Like everyone else, my birthday occurs once a year and that day happened to be today. My wife Kerstin had given me a sealed envelope when I left Töve to open on my birthday. I opened the envelope when I had woken up and it was a complete surprise; she had made an album with pictures of what has happened over the years, and the years have come to be quite numerous by now. I also got an e-greeting from my dear wife with a picture of snowdrops, the wonderful first flowers of spring in Sweden. The spring is on it’s way.
I would like to thank everyone who remembered me on the day of my arrival to the world. The fact that you add a year for each time you celebrate is by now less important.
Cheers and singing accompanied the breakfast porridge, and in today’s honor I put sliced banana on the porridge. After breakfast Emy arrived. We continued to go through the assignments we had for him. The thunder and the rain stopped us yesterday, hence we had had to discontinue our meeting. We also reviewed our information binder and discussed the entrepreneurs in Kimpese. We handed over money from Bikon in Borås. And in addition, he received some bread recipes to expand the product line of his bakery. The recipes had been translated from Swedish to French with Google Translate. I have told Emy of the origin of the translation. If the result of any of the recipes would be strange and result in anything other than bread, then we will blame Google.
We took a taxi the 230 kilometers from Kimpese to Kinshasa. Our driver was called Tonto. We left by 10:30 a.m. and arrived at 3:30 p.m.. He had a Mitsubishi Lancer, a very common car in this country. The standard of the car was acceptable. He had air conditioning, but he didn’t use it when we were travelling. Only when we arrived in Kinshasa and the temperature rose, he surprised us with this convenience. We had assumed that he didn’t have this facility. Here we met an entrepreneur who conserved his resources and didn’t use them more than necessary. He was frugal. This also was obvious when you took a look at his car; he kept it in good condition. We need more people who are good at conserving the available resources, in Congo as well as everywhere else in the world.
We stopped in Inkisi and had a meeting with two of our contractors. We went through their accounting and their installments. We also had a conversation with the headmaster at a school nearby, and a group of kids wanted to have their picture taken.

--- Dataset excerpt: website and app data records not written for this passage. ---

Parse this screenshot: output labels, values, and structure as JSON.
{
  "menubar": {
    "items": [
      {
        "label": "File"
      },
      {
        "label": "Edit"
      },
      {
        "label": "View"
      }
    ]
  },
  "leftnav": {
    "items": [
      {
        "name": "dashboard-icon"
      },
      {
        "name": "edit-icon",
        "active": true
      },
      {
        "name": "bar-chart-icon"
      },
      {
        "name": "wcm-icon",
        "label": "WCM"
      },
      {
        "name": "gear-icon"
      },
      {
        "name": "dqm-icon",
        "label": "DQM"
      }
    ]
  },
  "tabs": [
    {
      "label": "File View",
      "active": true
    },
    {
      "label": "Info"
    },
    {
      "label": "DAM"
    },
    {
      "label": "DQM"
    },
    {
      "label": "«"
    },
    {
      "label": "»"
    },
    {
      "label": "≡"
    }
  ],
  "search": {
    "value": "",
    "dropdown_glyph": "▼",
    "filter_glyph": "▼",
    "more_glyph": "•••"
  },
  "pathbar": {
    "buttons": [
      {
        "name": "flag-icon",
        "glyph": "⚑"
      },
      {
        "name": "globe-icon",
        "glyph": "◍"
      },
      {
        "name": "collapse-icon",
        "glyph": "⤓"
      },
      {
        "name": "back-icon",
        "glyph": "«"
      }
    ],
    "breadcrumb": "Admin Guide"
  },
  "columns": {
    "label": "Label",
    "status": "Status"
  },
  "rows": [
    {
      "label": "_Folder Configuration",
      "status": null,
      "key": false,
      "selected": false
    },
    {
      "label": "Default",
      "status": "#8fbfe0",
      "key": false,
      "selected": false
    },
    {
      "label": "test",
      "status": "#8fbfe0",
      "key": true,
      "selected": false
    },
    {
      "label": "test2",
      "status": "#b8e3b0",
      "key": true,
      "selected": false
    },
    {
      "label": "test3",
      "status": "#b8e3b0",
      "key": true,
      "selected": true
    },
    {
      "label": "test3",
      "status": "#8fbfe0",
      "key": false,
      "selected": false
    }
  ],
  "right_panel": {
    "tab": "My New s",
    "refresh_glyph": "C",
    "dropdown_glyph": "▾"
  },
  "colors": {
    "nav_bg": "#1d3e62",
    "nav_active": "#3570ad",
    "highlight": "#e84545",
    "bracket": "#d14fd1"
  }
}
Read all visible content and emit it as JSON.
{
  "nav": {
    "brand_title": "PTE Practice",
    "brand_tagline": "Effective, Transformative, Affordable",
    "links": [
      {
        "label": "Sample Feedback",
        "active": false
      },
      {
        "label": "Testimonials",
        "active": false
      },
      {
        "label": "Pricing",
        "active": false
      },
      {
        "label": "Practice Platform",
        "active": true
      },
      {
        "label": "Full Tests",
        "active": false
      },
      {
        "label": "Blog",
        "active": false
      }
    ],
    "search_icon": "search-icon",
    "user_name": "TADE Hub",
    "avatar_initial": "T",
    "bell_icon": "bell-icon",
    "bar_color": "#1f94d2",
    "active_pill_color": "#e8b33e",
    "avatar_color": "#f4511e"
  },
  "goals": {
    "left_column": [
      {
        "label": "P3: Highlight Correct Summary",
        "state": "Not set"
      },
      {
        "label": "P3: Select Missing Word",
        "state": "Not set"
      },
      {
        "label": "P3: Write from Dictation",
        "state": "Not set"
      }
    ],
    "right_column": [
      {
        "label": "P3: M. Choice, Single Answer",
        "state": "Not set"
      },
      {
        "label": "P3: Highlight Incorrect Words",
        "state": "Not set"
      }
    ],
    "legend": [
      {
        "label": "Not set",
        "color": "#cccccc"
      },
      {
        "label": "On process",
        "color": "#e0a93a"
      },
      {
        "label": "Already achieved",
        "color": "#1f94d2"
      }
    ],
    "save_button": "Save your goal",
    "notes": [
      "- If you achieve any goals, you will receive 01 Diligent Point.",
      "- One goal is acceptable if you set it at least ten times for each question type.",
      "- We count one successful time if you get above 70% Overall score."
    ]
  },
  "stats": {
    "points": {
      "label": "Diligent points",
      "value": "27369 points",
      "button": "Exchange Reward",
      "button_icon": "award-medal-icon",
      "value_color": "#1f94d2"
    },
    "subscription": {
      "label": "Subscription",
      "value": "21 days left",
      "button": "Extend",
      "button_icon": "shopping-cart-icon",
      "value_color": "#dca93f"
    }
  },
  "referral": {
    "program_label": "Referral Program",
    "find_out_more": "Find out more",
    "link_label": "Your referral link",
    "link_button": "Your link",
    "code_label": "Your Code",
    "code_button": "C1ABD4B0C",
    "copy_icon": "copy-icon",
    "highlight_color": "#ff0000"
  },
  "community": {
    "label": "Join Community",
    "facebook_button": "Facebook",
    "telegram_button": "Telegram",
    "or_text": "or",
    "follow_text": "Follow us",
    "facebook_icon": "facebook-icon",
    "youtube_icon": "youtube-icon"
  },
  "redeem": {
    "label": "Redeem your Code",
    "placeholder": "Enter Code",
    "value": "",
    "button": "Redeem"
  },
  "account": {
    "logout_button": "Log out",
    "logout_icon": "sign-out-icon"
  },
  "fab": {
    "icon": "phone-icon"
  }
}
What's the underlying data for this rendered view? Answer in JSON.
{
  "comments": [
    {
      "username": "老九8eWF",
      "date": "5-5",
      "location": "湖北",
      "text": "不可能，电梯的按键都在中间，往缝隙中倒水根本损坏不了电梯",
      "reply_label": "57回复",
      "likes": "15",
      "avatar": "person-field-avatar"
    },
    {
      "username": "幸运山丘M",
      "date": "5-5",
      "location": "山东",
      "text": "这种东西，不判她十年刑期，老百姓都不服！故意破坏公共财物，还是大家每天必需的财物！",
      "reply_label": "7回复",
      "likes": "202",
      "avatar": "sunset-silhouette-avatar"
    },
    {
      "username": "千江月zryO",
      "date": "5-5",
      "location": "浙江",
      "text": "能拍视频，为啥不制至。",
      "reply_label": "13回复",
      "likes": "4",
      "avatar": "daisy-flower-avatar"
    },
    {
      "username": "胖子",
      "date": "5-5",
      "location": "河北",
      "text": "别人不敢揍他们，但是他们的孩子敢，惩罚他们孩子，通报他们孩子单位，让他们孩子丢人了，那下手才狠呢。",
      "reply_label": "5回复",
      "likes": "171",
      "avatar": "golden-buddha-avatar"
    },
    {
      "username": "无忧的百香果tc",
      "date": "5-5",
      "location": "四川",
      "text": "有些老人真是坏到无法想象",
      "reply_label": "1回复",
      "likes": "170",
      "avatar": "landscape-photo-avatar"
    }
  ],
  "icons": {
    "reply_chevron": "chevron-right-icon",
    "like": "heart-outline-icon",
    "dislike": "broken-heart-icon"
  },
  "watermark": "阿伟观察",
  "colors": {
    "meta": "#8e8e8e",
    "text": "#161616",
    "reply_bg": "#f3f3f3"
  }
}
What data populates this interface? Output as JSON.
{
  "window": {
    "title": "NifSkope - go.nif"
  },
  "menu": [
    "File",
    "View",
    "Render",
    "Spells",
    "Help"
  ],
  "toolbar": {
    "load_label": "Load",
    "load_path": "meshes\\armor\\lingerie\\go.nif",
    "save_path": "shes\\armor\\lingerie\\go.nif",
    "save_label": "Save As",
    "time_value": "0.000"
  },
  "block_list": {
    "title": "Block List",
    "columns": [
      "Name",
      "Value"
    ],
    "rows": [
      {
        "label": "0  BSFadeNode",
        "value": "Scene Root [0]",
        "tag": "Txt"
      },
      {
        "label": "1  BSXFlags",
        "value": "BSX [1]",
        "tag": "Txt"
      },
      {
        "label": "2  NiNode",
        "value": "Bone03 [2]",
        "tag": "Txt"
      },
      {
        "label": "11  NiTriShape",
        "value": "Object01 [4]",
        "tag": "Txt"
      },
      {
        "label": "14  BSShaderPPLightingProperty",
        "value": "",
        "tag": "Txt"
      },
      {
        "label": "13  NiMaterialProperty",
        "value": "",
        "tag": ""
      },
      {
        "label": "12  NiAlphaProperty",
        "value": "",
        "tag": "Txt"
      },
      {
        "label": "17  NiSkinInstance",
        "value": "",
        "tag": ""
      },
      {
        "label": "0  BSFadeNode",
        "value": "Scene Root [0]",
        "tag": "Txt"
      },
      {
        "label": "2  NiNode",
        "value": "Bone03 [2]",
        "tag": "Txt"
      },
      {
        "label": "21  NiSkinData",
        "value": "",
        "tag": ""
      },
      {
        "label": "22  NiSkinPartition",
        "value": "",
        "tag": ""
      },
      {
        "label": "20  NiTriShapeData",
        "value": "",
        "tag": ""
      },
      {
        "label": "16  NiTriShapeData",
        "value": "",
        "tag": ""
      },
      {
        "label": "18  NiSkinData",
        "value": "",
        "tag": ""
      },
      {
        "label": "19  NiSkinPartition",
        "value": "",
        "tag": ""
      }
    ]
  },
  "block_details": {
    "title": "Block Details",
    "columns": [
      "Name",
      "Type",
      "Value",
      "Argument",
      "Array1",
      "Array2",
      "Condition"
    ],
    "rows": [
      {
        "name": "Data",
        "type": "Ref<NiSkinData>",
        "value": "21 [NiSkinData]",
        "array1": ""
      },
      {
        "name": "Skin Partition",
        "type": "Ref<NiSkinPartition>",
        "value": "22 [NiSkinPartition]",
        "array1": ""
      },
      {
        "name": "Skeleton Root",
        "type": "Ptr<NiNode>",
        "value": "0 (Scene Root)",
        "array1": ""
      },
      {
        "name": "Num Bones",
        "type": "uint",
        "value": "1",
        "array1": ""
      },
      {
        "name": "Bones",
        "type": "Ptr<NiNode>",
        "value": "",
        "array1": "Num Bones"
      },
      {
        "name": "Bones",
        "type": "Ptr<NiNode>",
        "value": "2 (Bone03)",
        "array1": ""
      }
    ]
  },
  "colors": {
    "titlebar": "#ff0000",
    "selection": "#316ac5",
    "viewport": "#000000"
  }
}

Here in Kinshasa we stay at a hotel near Nzu Binati. A hotel of acceptable Congolese standard. We have air conditioning but no running water. But we are familiar to this state of affairs by now. As long as there is only a couple of buckets of water there are no worries.